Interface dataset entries
■ ■ ■ ■ ■

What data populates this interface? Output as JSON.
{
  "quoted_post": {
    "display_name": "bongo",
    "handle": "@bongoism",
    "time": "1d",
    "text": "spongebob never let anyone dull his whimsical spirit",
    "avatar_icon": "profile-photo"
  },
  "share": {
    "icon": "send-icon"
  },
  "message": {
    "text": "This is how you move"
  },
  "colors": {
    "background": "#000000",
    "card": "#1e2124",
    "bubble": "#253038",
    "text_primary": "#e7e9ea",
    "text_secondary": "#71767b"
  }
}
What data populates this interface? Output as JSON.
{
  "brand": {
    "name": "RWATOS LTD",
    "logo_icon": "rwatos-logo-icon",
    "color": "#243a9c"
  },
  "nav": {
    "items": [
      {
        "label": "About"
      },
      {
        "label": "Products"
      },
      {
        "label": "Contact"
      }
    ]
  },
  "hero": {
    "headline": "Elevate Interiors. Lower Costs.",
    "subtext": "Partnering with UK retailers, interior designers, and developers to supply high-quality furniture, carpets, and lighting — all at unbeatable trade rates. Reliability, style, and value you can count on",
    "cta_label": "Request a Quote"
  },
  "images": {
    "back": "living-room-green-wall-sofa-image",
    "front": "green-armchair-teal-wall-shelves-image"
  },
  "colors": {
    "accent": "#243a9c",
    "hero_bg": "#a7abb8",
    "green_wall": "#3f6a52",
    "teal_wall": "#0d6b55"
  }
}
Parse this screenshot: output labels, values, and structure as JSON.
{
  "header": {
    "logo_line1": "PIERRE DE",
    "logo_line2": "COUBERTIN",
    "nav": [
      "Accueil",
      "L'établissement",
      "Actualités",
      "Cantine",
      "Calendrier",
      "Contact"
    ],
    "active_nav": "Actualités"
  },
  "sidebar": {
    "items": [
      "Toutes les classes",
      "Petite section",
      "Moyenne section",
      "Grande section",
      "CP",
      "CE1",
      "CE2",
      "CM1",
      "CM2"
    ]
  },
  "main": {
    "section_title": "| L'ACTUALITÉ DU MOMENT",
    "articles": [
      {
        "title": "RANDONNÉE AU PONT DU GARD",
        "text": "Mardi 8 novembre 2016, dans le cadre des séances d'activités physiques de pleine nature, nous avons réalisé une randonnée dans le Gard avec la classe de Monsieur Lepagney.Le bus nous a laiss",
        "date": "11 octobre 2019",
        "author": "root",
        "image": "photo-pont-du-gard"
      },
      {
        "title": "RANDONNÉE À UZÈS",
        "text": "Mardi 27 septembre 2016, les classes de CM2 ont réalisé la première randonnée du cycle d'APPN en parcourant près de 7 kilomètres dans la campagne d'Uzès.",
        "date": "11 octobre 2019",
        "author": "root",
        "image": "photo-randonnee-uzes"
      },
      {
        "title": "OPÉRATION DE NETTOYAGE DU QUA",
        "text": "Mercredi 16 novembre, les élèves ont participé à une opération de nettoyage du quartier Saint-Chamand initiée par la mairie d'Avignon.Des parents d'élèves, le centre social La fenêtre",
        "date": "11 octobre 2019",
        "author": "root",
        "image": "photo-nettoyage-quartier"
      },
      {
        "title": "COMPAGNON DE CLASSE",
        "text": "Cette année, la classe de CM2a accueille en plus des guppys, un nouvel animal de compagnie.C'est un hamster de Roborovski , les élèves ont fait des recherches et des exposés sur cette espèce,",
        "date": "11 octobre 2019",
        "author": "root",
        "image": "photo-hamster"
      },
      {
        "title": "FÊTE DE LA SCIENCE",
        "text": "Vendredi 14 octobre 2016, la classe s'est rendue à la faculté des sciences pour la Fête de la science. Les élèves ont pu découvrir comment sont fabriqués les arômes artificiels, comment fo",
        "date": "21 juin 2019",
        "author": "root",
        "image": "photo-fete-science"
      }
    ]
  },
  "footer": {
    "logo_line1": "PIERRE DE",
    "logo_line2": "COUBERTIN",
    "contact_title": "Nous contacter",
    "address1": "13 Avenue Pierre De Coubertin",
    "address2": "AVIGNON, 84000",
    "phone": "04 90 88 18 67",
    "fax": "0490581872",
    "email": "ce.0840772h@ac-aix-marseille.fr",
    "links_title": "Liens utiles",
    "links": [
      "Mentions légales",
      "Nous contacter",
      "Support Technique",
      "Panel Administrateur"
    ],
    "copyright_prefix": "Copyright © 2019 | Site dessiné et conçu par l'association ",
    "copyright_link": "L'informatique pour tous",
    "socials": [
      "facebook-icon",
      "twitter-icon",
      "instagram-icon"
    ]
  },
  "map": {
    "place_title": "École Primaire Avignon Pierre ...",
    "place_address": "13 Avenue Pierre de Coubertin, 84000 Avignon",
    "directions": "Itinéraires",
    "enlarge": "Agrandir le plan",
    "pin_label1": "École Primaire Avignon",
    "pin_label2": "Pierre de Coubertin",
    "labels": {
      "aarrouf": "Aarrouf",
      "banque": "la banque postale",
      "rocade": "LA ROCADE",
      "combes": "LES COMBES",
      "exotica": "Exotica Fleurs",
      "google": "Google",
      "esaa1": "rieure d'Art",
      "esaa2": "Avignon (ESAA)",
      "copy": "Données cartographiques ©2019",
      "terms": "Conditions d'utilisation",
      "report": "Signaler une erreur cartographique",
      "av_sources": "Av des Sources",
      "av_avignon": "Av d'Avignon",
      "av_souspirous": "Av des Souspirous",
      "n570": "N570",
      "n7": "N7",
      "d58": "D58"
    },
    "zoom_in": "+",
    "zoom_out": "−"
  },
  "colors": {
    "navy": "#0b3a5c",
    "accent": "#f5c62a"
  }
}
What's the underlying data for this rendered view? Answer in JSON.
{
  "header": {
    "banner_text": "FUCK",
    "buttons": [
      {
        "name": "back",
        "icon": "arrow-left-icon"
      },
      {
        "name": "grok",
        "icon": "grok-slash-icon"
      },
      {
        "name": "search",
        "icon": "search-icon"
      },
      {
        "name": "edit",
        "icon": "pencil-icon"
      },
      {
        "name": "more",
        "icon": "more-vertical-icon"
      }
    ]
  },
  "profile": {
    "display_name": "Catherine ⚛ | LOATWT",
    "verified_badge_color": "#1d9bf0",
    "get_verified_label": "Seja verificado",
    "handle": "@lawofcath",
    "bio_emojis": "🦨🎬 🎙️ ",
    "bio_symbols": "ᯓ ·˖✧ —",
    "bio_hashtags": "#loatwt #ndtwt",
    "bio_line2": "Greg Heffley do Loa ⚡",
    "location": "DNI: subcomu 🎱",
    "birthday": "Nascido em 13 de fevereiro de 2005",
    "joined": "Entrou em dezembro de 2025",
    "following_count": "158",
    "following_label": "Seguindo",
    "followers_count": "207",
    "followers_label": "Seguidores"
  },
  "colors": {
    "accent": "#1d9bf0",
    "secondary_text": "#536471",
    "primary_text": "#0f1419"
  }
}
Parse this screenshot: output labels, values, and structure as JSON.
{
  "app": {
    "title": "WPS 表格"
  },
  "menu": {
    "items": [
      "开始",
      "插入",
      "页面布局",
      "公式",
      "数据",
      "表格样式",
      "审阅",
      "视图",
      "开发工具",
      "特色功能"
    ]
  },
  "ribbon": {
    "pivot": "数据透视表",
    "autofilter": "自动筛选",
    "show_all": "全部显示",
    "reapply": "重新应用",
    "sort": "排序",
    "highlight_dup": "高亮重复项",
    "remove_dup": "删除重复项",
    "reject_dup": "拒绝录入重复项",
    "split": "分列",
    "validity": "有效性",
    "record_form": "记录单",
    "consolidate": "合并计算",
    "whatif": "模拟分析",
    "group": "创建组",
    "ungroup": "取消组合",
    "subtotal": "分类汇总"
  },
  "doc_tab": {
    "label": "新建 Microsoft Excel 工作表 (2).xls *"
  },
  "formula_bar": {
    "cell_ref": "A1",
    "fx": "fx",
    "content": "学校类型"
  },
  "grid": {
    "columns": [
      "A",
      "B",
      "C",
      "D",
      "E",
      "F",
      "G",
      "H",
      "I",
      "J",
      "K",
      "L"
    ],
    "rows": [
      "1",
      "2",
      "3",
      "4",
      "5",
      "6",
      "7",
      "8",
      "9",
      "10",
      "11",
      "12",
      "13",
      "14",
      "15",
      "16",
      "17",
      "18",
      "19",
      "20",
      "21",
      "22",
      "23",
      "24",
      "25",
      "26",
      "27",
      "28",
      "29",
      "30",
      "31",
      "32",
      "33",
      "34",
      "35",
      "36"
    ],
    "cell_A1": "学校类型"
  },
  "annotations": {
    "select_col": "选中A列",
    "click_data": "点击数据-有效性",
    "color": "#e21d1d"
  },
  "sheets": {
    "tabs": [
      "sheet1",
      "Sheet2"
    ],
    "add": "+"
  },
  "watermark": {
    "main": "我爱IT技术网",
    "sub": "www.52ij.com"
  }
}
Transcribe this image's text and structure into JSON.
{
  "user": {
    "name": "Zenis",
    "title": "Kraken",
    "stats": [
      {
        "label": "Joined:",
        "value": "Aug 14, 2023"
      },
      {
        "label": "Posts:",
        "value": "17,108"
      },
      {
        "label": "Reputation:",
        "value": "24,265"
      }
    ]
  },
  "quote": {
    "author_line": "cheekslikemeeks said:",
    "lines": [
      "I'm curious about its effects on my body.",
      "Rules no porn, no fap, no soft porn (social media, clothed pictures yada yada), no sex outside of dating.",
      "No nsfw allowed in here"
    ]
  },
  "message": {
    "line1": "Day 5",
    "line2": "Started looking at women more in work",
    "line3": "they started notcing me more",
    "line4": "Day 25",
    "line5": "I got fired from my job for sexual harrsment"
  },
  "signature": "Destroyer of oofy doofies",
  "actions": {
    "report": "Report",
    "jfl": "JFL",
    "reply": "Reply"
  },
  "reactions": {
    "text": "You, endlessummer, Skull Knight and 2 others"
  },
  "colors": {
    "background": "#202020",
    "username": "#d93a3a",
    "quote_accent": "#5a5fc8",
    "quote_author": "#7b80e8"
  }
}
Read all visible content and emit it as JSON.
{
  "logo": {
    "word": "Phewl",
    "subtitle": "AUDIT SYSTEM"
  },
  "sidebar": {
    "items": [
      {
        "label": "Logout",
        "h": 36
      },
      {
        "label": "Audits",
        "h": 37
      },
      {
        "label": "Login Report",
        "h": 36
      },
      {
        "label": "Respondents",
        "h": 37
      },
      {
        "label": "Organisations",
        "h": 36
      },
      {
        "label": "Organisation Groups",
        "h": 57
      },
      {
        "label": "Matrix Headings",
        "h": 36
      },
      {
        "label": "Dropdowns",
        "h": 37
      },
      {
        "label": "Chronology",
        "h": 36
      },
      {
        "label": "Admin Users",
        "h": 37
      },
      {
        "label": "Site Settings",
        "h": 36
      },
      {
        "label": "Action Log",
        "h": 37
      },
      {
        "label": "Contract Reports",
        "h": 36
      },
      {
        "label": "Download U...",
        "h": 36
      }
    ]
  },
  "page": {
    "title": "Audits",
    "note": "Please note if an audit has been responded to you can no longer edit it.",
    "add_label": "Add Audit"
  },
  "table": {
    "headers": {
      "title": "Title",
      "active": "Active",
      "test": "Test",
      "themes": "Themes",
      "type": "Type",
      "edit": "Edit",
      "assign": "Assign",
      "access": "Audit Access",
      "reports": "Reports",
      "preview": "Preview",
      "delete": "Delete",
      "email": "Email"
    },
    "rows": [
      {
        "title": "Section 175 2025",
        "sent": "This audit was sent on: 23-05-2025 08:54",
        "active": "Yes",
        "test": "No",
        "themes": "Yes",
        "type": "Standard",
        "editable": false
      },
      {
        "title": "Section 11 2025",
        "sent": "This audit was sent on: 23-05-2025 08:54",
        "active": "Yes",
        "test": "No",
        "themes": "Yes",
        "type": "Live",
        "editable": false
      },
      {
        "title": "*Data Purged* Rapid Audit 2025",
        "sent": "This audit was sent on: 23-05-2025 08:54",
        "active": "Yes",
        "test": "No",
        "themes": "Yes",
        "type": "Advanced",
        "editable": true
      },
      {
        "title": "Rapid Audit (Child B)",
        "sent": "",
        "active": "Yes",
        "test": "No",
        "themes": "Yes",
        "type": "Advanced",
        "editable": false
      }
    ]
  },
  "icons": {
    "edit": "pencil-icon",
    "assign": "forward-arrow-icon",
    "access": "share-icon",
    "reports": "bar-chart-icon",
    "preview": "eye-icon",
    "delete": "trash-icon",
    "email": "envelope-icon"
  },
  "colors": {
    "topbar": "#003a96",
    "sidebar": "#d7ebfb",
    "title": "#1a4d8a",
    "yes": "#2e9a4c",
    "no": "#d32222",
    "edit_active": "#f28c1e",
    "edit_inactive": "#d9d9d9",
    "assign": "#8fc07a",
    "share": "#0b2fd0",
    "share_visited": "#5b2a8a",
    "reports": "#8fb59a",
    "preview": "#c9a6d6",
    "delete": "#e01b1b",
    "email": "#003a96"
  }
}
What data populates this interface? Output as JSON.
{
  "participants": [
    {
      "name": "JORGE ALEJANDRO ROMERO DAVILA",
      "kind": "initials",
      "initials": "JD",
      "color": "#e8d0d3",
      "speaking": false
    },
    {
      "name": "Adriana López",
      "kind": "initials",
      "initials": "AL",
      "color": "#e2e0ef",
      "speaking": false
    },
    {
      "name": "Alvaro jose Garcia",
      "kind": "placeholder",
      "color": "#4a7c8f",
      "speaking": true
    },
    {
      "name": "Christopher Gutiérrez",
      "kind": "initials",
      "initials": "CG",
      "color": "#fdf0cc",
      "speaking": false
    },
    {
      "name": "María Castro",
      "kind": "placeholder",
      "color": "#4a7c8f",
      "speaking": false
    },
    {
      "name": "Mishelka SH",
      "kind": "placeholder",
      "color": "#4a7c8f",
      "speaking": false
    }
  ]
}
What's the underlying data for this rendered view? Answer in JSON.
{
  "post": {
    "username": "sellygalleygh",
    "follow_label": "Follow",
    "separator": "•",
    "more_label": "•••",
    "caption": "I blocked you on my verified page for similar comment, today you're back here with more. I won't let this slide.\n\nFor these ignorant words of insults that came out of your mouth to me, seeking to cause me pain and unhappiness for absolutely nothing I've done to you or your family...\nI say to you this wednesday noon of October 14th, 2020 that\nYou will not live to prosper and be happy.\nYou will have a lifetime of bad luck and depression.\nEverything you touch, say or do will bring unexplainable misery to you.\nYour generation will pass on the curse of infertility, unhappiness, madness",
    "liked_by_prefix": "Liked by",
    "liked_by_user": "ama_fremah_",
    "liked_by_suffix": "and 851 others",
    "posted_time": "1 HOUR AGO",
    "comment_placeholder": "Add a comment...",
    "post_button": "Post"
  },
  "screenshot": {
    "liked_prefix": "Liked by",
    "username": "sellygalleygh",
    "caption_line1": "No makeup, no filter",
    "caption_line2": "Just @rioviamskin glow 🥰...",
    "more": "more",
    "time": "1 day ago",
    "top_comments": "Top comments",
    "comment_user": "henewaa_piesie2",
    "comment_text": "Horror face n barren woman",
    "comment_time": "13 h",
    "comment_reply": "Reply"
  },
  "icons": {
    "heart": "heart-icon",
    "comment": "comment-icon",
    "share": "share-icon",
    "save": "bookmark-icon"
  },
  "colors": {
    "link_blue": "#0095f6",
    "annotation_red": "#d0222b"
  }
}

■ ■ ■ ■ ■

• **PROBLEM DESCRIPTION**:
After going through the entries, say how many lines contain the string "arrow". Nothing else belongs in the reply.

• **OUTPUT OF THE TASK**:
2